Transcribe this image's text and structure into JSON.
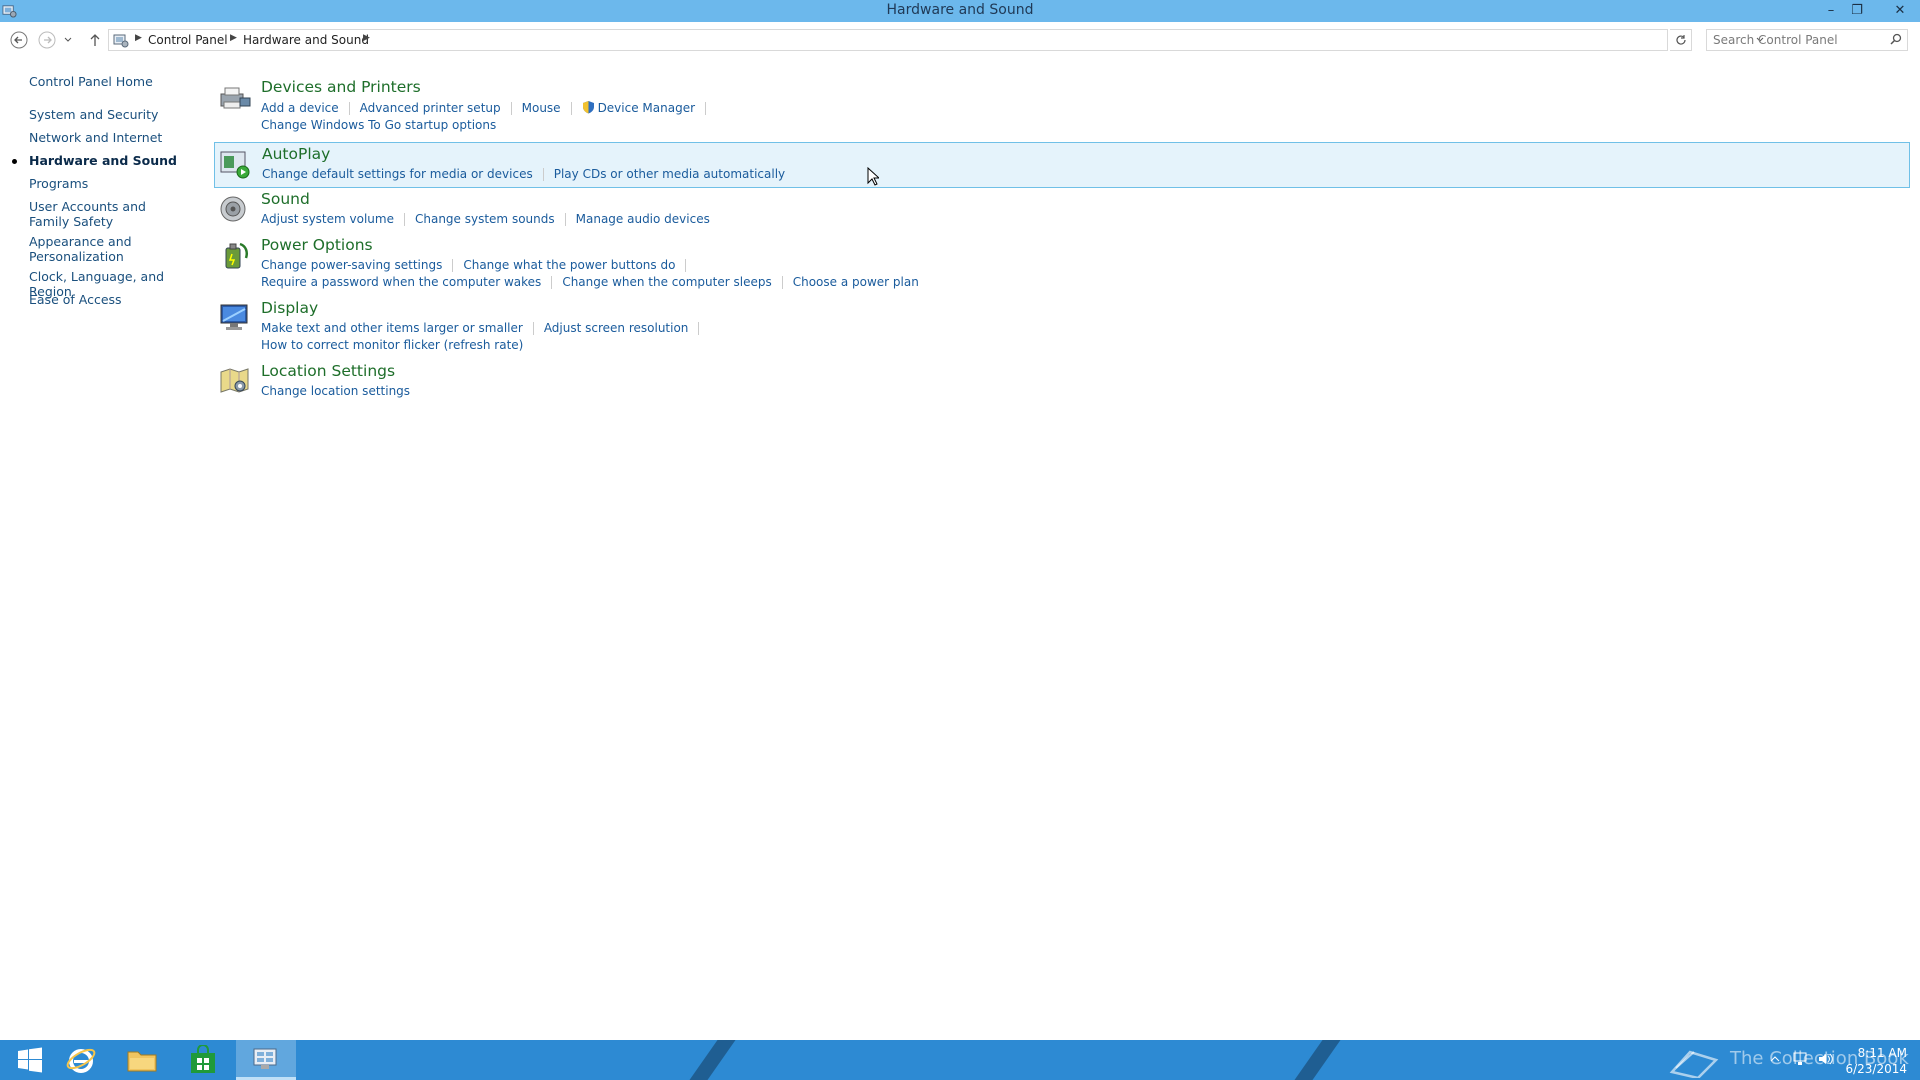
{
  "window": {
    "title": "Hardware and Sound",
    "controls": {
      "minimize": "–",
      "maximize": "❐",
      "close": "✕"
    }
  },
  "address": {
    "breadcrumbs": [
      "Control Panel",
      "Hardware and Sound"
    ],
    "search_placeholder": "Search Control Panel"
  },
  "sidebar": {
    "items": [
      {
        "label": "Control Panel Home"
      },
      {
        "label": "System and Security"
      },
      {
        "label": "Network and Internet"
      },
      {
        "label": "Hardware and Sound",
        "active": true
      },
      {
        "label": "Programs"
      },
      {
        "label": "User Accounts and Family Safety"
      },
      {
        "label": "Appearance and Personalization"
      },
      {
        "label": "Clock, Language, and Region"
      },
      {
        "label": "Ease of Access"
      }
    ]
  },
  "groups": {
    "devices": {
      "title": "Devices and Printers",
      "links": [
        "Add a device",
        "Advanced printer setup",
        "Mouse",
        "Device Manager",
        "Change Windows To Go startup options"
      ]
    },
    "autoplay": {
      "title": "AutoPlay",
      "links": [
        "Change default settings for media or devices",
        "Play CDs or other media automatically"
      ]
    },
    "sound": {
      "title": "Sound",
      "links": [
        "Adjust system volume",
        "Change system sounds",
        "Manage audio devices"
      ]
    },
    "power": {
      "title": "Power Options",
      "links": [
        "Change power-saving settings",
        "Change what the power buttons do",
        "Require a password when the computer wakes",
        "Change when the computer sleeps",
        "Choose a power plan"
      ]
    },
    "display": {
      "title": "Display",
      "links": [
        "Make text and other items larger or smaller",
        "Adjust screen resolution",
        "How to correct monitor flicker (refresh rate)"
      ]
    },
    "location": {
      "title": "Location Settings",
      "links": [
        "Change location settings"
      ]
    }
  },
  "taskbar": {
    "brand": "The Collection Book",
    "time": "8:11 AM",
    "date": "6/23/2014"
  },
  "colors": {
    "titlebar": "#6cb8ec",
    "taskbar": "#2d8ad3",
    "group_title": "#1e6e2a",
    "link": "#1a5b9c"
  }
}
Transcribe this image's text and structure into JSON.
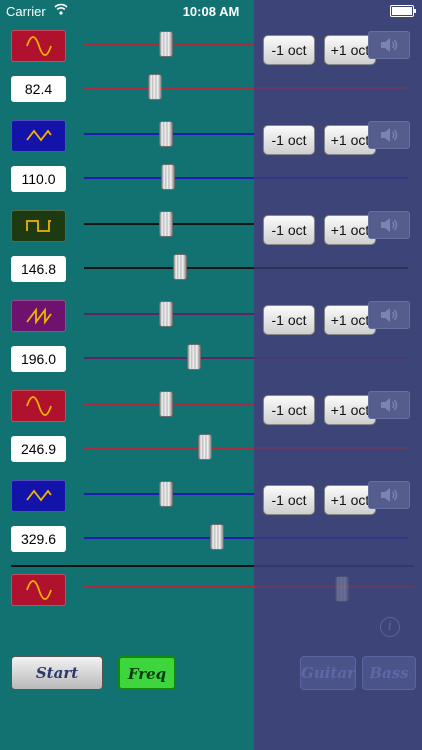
{
  "status": {
    "carrier": "Carrier",
    "time": "10:08 AM"
  },
  "voices": [
    {
      "waveform": "sine-wave-icon",
      "color": "#b0112c",
      "frequency": "82.4",
      "track_color": "#aa2b40",
      "oct_down": "-1 oct",
      "oct_up": "+1 oct"
    },
    {
      "waveform": "triangle-wave-icon",
      "color": "#1313aa",
      "frequency": "110.0",
      "track_color": "#1c1cb5",
      "oct_down": "-1 oct",
      "oct_up": "+1 oct"
    },
    {
      "waveform": "square-wave-icon",
      "color": "#1d3a12",
      "frequency": "146.8",
      "track_color": "#141414",
      "oct_down": "-1 oct",
      "oct_up": "+1 oct"
    },
    {
      "waveform": "sawtooth-wave-icon",
      "color": "#6e126e",
      "frequency": "196.0",
      "track_color": "#5e2466",
      "oct_down": "-1 oct",
      "oct_up": "+1 oct"
    },
    {
      "waveform": "sine-wave-icon",
      "color": "#b0112c",
      "frequency": "246.9",
      "track_color": "#aa2b40",
      "oct_down": "-1 oct",
      "oct_up": "+1 oct"
    },
    {
      "waveform": "triangle-wave-icon",
      "color": "#1313aa",
      "frequency": "329.6",
      "track_color": "#1c1cb5",
      "oct_down": "-1 oct",
      "oct_up": "+1 oct"
    }
  ],
  "master": {
    "waveform": "sine-wave-icon",
    "color": "#b0112c",
    "track_color": "#aa2b40"
  },
  "controls": {
    "start_label": "Start",
    "freq_label": "Freq",
    "guitar_label": "Guitar",
    "bass_label": "Bass",
    "info_glyph": "i"
  },
  "icons": {
    "speaker": "speaker-icon",
    "info": "info-icon"
  }
}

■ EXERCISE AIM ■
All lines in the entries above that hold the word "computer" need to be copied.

■ OUTPUT BELOW ■
        "Require a password when the computer wakes",
        "Change when the computer sleeps",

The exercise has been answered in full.